*TASK OBJECTIVE:* Count the lines in the records beneath this task that contain the string "Default", then give the count by itself.

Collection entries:

#####

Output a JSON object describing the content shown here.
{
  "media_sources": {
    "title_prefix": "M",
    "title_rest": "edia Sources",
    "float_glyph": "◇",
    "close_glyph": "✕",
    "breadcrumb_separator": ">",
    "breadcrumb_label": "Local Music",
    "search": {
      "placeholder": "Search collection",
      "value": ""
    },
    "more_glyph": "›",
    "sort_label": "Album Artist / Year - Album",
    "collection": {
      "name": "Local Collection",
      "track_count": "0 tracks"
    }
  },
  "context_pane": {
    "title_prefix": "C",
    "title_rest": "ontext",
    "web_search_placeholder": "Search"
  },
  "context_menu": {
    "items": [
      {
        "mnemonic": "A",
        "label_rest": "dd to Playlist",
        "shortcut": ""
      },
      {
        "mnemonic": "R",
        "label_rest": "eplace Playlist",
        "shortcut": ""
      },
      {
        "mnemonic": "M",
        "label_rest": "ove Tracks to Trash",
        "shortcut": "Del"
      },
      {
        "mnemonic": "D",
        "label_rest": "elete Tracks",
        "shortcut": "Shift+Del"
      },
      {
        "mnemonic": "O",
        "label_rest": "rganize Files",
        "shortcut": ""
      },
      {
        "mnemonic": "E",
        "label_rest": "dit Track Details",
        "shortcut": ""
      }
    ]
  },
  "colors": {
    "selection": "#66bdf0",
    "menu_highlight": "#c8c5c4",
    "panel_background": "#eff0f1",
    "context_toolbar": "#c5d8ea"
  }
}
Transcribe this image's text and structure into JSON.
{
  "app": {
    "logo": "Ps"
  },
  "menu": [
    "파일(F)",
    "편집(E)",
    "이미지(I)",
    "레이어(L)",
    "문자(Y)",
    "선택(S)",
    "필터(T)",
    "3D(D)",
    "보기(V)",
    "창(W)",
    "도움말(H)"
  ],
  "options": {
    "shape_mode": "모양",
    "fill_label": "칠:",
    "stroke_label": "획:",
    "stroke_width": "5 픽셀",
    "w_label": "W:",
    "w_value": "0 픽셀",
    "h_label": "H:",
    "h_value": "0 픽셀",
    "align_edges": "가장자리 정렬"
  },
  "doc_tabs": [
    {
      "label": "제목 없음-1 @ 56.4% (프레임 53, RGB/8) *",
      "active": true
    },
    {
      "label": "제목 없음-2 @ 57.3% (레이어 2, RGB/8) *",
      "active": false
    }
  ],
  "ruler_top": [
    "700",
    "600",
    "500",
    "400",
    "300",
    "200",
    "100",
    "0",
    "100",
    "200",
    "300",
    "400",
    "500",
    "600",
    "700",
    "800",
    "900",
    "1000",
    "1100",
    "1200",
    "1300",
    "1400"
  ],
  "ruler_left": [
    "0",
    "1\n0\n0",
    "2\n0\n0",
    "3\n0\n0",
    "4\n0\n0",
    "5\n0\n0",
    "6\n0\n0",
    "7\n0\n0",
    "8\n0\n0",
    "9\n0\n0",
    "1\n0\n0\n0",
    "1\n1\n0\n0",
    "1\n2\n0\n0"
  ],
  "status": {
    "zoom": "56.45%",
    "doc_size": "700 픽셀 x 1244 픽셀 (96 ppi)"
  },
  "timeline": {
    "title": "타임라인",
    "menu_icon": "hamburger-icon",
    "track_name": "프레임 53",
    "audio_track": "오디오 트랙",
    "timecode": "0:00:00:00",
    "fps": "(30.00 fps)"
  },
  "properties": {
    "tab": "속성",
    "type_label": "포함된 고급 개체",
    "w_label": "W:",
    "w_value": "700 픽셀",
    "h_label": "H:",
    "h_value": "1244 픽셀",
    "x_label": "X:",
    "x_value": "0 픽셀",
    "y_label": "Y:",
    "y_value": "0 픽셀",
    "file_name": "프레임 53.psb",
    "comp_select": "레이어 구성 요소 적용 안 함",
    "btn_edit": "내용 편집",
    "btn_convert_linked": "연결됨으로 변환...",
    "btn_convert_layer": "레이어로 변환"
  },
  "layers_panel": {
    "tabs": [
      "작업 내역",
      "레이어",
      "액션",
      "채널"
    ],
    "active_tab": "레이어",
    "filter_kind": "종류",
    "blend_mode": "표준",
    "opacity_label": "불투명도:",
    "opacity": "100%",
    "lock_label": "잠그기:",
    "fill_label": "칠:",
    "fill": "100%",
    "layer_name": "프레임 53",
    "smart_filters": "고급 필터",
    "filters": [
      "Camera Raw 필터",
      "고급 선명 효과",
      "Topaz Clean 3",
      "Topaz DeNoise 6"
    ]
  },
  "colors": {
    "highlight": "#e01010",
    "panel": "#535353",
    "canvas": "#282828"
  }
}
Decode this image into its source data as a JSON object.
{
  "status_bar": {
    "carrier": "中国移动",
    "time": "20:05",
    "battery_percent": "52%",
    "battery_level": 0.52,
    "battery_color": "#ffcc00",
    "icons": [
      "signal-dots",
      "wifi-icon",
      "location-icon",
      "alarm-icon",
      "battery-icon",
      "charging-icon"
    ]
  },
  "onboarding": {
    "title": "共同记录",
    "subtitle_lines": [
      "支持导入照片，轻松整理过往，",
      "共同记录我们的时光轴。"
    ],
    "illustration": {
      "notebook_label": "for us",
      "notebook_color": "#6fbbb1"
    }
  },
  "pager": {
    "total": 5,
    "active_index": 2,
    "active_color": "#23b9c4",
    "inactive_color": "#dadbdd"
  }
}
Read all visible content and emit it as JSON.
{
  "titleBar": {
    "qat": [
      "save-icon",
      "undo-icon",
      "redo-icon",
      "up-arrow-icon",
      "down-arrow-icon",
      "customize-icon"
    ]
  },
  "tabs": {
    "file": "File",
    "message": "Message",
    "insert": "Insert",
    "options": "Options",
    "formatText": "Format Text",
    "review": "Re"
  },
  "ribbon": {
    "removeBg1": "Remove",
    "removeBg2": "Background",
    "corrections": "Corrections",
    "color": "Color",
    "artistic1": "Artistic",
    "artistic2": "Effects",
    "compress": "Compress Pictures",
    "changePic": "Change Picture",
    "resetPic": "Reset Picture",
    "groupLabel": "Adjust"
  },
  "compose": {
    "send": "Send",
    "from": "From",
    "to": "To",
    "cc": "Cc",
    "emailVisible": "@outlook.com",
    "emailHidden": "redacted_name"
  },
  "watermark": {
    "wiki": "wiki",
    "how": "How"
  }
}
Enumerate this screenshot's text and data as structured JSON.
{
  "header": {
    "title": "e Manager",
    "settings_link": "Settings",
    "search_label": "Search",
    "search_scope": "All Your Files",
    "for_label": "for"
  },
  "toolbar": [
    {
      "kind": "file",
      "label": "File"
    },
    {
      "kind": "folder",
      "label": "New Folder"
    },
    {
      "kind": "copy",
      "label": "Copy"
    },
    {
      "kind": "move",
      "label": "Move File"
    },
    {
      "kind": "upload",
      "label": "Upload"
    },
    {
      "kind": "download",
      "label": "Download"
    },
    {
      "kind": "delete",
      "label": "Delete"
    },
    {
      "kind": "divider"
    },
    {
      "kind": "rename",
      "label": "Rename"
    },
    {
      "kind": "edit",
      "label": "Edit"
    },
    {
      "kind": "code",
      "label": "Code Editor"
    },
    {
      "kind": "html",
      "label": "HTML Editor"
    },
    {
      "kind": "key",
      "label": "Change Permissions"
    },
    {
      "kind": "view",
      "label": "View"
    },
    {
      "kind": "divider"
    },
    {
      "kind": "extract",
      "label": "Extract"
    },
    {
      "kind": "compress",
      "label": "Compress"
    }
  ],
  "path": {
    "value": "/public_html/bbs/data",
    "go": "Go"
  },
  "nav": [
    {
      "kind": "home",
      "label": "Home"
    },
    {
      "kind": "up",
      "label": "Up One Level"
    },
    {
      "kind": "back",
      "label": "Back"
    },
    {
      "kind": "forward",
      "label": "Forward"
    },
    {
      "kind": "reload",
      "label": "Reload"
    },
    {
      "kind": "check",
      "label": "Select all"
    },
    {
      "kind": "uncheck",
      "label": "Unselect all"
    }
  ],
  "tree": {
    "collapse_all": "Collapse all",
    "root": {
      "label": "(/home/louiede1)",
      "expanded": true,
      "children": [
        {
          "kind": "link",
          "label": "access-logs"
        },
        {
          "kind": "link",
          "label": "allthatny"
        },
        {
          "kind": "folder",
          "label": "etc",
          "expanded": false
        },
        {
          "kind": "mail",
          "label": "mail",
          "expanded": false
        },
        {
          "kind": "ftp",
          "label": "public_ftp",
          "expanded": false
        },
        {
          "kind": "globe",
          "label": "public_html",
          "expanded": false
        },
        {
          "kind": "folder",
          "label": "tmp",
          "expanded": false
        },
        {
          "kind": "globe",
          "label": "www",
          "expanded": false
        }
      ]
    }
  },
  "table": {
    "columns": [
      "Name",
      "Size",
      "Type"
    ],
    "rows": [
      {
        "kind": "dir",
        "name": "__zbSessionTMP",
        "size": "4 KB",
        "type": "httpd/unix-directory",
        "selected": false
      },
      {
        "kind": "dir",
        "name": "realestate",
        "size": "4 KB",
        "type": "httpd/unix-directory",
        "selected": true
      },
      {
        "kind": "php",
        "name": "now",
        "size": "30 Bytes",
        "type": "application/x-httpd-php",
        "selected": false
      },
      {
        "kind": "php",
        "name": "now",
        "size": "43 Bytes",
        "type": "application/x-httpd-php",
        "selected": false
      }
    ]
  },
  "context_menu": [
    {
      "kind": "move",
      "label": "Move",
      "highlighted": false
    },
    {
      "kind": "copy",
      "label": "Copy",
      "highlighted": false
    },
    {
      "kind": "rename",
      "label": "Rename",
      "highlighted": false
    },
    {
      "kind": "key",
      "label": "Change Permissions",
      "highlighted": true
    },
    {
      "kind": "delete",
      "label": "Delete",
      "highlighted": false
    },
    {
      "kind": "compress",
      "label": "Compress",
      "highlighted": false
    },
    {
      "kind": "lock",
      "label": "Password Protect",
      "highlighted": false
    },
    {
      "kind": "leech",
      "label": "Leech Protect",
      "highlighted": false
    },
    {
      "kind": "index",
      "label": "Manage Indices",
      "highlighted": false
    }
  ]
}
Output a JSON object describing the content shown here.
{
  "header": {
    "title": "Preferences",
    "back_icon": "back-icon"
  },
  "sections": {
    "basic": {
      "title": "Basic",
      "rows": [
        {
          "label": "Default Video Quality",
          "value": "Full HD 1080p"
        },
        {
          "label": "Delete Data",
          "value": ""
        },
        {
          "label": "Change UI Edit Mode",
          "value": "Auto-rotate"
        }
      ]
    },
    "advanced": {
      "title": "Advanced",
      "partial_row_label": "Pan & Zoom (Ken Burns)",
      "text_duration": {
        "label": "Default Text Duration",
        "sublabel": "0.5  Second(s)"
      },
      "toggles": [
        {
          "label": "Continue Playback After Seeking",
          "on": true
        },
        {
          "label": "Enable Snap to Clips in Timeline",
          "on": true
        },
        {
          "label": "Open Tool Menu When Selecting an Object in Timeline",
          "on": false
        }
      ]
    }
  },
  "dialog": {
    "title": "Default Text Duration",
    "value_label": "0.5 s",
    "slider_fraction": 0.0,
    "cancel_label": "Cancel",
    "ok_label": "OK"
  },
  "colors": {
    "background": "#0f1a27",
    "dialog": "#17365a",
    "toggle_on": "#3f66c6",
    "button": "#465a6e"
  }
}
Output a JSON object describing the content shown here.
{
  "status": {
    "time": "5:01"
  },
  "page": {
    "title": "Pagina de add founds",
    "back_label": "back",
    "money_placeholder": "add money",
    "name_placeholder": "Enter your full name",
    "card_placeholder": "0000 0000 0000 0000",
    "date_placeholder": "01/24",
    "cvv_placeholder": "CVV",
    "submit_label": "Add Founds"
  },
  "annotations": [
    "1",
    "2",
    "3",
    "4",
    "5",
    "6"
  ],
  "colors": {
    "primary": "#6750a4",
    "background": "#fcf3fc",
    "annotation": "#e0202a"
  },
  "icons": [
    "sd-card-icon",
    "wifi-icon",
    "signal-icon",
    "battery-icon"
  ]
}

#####

*RESPONSE BELOW:* 3